It is, in my opinion, time Aaron Porter started playing grown up politics and working with the Lib-Dems who are a junior partner in a coalition government and are committed to working for a fairer system. The Lib-Dems in government have made it fairer but we are still left in a hugely unfair system. It is about time the NUS slipped a little subtlety into their arguments.
Hold your candidates to account and learn from the Paxman!
Have you been watching the TV leaders debates, been to local hustings or tried to contact your local parliamentary candidate? Are you, like me, a little fed up with the unbelievably low standard of questioning that these individuals face? Too often I have heard questions like “What do you think about immigration?” or “I’m worried about schools, what are you going to do about it”? These sorts of questions just gives these trained politicians a chance to fill up the 5 minuets response with well-practiced spin. If you want to get to the heart of what your MP will be doing, try following these golden rules and ask some of these questions:
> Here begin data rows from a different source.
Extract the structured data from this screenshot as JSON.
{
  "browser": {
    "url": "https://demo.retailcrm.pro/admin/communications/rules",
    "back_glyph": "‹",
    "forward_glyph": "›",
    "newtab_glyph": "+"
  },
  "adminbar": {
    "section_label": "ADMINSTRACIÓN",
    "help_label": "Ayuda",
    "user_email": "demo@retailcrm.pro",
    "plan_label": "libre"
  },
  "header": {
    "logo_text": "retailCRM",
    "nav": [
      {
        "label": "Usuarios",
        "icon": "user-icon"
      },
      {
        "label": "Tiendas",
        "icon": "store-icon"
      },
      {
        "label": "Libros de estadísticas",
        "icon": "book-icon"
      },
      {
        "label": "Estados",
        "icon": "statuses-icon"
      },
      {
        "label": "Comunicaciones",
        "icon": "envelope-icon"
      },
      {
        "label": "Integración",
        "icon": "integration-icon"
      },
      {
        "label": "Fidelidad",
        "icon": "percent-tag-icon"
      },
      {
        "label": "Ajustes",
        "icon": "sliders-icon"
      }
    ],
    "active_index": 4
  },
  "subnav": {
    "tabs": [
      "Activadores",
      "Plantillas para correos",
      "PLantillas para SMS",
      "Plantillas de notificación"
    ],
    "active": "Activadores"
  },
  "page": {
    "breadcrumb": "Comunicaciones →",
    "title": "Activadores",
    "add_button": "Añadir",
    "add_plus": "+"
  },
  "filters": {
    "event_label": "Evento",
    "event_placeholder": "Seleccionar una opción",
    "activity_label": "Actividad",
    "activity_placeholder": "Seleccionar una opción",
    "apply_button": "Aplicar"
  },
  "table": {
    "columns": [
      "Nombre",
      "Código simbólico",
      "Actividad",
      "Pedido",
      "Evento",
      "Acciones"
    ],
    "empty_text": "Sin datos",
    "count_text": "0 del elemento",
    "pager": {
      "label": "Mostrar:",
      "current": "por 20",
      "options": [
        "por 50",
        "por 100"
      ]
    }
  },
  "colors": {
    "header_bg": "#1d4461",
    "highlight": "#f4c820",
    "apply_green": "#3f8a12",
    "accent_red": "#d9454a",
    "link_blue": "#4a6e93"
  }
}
Quote something that their party leadership has said or done (or even better, something they have done…for example voting records – see theyworkforyou.com).
Make it local…take a national issue and relate it to whats happening locally (eg is there a new nuclear power plant planned for near where you live?)
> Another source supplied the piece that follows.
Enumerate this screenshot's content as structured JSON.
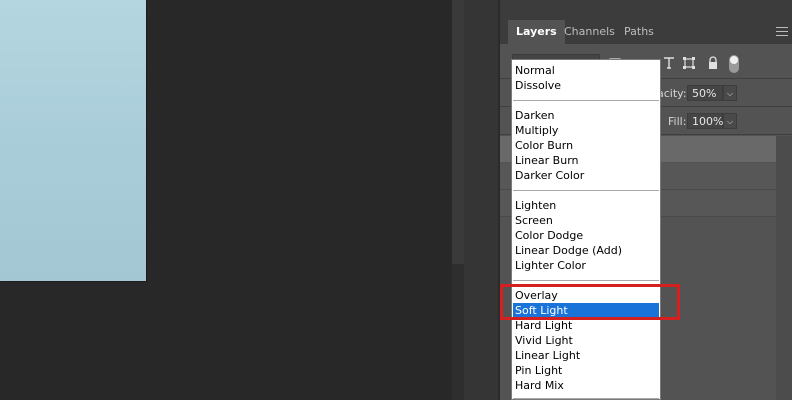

Keep hold of the microphone…let them finish and then point out they have not answered your question (which they probably will not have)…re-ask it in a simplified form and if necessary “do a Paxman” on them.
For a Tory ask:
Do you think its acceptable for your party to be in coalition with “anti-Semitic, xenophobic homophobes” (in the words of MacMillan Scott) in the European Parliament? If you do, because they share your belief that Europe should not be a “federal Europe”, can you explain why you will not sit with Nick Griffin MEP who also shares this view?
Does you or your party still consider it acceptable for people to be discriminated against on the grounds of their sexuality? If you do not, will you champion a move to get your party to apologies for Chris Graylings insensitive remarks and ask for his removal from his current post?
Can you guarantee your party will adopt policies to reach a 90% reduction in Green Houses Gases by 2050? If you can, could you outline how you plan to make such massive savings?
For a Labour candidate ask:
In light of the new generation of nuclear power plants planning to be built by your government, can you explain to me what will happen to the issue of waste? Assuming you have an answer to that, could you explain to me why it has not been made public?
Why are you pushing ahead with a biometric database using fingerprints, when fingerprinting is widely recognised as being inferior and less reliable to eye scans? Is your party putting money ahead of public safety?
Will you apologise to the families and friends of the hundreds of thousands of service men and civilians who have died in Afghanistan and Iraq?
For a Lib-Dem candidate ask:
In light of the economic melt down in Greece, would you still advocate Britain joining the Euro?
Do you support the EU’s drive to further its energy relationship with countries such as Iran, Turkmenistan and Nigeria, some of the worst human rights violators in the world? Should the EU put principles above its energy security?
What are the economic conditions that are needed for you to implement your previous commitment to scrap tuition fees? Do we face a danger that this might be placed on a back burner?
These are just a few questions plucked out of the dark…research your candidates and hold them to account.